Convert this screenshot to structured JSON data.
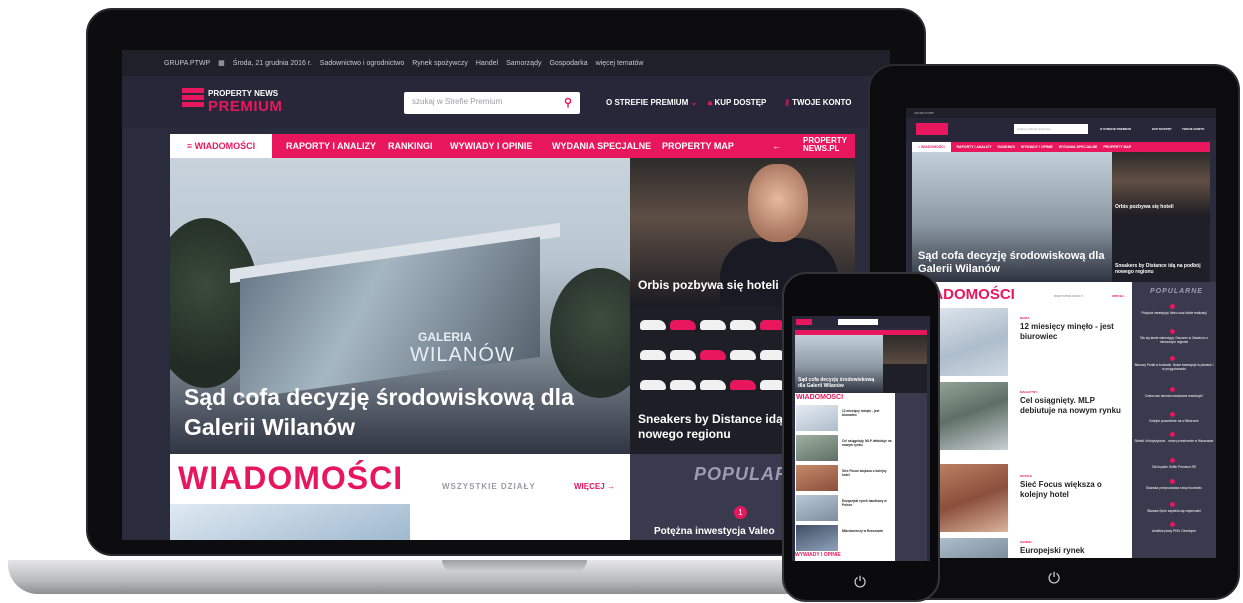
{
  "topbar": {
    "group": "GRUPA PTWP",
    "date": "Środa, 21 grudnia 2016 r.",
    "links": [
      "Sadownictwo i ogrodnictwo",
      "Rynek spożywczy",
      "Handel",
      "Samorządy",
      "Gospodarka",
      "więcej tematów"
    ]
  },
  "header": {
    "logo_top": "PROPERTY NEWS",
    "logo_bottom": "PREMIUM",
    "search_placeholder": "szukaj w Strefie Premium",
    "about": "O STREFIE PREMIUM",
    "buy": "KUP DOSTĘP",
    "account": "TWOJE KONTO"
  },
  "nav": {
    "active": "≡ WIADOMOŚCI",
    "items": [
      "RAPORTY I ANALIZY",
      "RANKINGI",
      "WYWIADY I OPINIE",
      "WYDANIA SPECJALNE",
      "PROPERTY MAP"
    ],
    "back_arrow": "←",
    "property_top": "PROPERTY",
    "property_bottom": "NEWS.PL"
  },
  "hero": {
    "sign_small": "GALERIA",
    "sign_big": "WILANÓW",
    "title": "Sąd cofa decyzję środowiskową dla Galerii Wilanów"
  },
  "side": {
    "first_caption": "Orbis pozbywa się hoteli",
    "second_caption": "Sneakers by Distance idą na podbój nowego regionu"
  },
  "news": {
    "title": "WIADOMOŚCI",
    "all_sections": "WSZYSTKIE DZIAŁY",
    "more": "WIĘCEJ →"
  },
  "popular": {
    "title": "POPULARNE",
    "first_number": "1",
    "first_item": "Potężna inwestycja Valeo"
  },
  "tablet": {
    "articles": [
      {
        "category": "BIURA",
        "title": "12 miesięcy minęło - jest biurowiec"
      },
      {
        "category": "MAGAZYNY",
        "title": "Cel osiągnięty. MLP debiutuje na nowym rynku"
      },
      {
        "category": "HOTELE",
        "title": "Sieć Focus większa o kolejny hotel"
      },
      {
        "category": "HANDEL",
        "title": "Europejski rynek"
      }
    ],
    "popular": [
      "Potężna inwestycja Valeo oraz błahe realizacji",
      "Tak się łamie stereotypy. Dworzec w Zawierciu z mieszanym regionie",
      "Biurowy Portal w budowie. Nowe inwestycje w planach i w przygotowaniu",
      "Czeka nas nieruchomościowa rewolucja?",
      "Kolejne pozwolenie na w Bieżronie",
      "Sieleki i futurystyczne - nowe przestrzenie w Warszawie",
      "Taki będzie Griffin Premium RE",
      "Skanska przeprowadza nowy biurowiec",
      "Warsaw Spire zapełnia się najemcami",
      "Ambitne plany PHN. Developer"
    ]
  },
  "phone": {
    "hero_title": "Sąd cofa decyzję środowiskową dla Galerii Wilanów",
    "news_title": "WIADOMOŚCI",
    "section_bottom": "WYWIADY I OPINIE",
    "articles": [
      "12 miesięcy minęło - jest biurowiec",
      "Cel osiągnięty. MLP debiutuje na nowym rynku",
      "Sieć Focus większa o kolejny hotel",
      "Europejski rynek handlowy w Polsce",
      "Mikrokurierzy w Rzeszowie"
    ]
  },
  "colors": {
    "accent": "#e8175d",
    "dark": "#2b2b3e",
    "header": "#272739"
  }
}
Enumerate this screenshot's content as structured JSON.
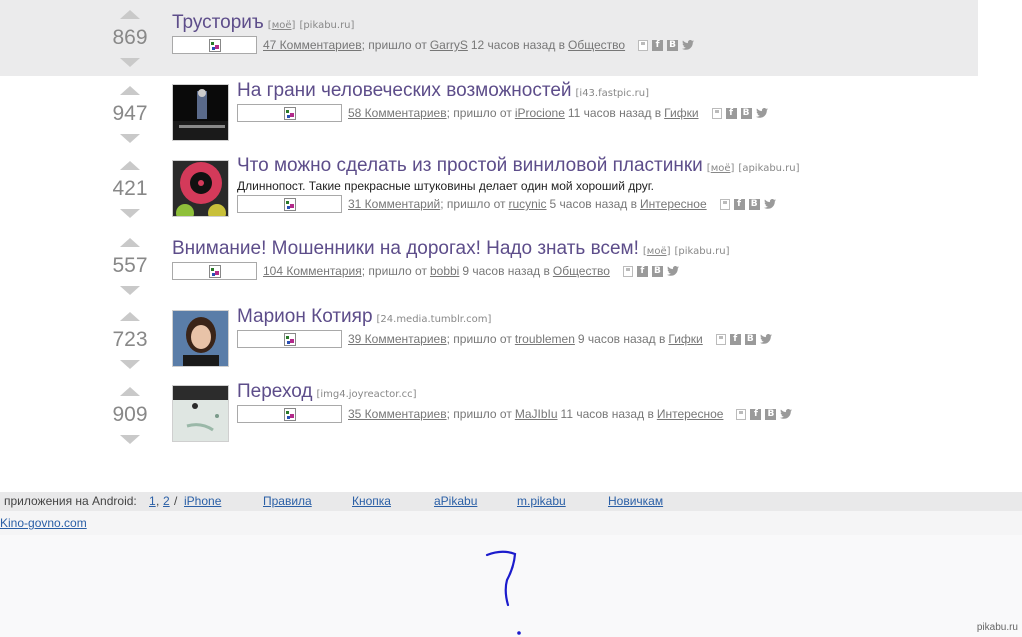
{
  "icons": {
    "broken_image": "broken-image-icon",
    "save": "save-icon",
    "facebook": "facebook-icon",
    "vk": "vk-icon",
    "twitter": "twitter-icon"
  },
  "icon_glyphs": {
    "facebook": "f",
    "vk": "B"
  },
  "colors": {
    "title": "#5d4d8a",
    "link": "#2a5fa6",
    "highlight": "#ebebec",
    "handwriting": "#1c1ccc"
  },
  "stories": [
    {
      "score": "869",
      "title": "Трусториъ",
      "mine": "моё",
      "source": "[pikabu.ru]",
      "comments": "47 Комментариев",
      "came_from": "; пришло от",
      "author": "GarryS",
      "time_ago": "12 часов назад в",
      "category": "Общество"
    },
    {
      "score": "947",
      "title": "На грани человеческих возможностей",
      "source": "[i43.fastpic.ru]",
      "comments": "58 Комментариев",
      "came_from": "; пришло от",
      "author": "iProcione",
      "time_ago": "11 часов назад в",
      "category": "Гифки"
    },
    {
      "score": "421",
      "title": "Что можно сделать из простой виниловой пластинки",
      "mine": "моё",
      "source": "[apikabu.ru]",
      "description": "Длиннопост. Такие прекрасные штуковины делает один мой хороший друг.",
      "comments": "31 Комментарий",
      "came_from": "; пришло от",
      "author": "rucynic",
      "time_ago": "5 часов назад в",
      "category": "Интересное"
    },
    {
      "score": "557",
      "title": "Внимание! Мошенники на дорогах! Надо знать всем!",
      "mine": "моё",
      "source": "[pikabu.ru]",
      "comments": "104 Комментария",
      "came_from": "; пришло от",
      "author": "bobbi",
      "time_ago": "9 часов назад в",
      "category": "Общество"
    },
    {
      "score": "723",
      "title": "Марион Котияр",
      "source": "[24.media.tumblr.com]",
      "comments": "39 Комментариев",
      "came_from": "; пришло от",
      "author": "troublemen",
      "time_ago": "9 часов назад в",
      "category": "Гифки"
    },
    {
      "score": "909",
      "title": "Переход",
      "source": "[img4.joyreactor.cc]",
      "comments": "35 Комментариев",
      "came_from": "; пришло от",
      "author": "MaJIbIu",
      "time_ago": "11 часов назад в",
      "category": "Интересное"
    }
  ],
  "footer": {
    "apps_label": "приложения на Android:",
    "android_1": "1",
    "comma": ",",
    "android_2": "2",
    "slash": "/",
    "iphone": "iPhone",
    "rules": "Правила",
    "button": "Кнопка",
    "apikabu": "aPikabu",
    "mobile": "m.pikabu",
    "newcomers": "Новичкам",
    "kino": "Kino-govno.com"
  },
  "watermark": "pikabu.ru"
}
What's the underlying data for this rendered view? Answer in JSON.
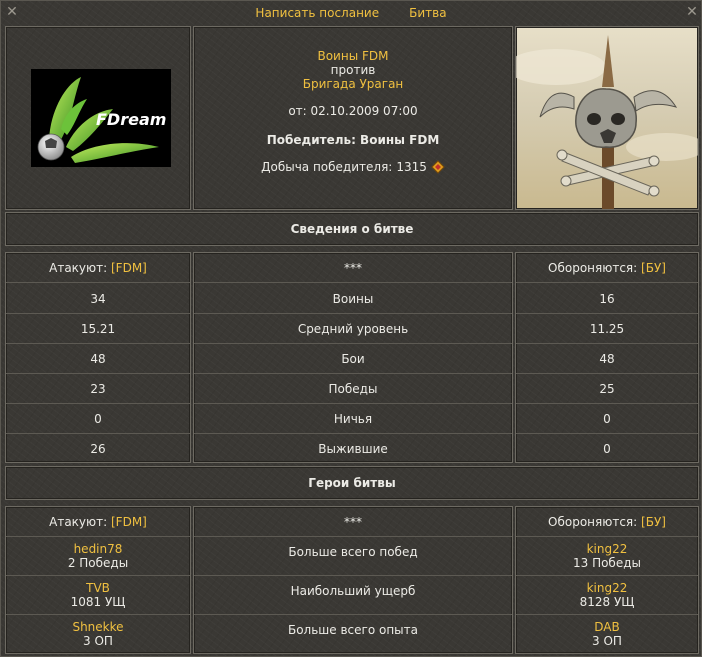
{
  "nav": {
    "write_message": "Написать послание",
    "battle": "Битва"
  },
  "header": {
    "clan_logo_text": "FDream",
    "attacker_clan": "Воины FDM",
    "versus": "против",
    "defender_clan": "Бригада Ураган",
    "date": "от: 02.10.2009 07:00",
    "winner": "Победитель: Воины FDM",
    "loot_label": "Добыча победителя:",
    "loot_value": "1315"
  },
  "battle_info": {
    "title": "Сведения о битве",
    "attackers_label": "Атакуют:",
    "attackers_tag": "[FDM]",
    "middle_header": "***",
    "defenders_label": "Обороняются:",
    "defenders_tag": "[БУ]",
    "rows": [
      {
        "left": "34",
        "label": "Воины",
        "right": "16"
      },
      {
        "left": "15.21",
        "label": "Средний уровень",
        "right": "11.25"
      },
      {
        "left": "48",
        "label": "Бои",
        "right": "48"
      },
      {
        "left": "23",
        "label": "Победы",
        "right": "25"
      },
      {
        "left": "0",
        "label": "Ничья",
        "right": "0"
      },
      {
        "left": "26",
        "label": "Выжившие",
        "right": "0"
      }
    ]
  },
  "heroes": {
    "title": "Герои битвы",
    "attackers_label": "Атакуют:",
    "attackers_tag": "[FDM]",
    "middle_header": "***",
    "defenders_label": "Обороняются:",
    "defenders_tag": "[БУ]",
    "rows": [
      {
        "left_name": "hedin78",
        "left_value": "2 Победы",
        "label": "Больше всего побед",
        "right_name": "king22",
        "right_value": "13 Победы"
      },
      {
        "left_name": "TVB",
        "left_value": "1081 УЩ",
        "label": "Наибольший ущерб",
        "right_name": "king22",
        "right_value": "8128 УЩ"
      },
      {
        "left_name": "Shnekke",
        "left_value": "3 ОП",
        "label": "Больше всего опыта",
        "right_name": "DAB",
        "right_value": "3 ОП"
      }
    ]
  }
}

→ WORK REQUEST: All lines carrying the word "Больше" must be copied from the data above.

→ EXERCISE RESULT:
        "label": "Больше всего побед",
        "label": "Больше всего опыта",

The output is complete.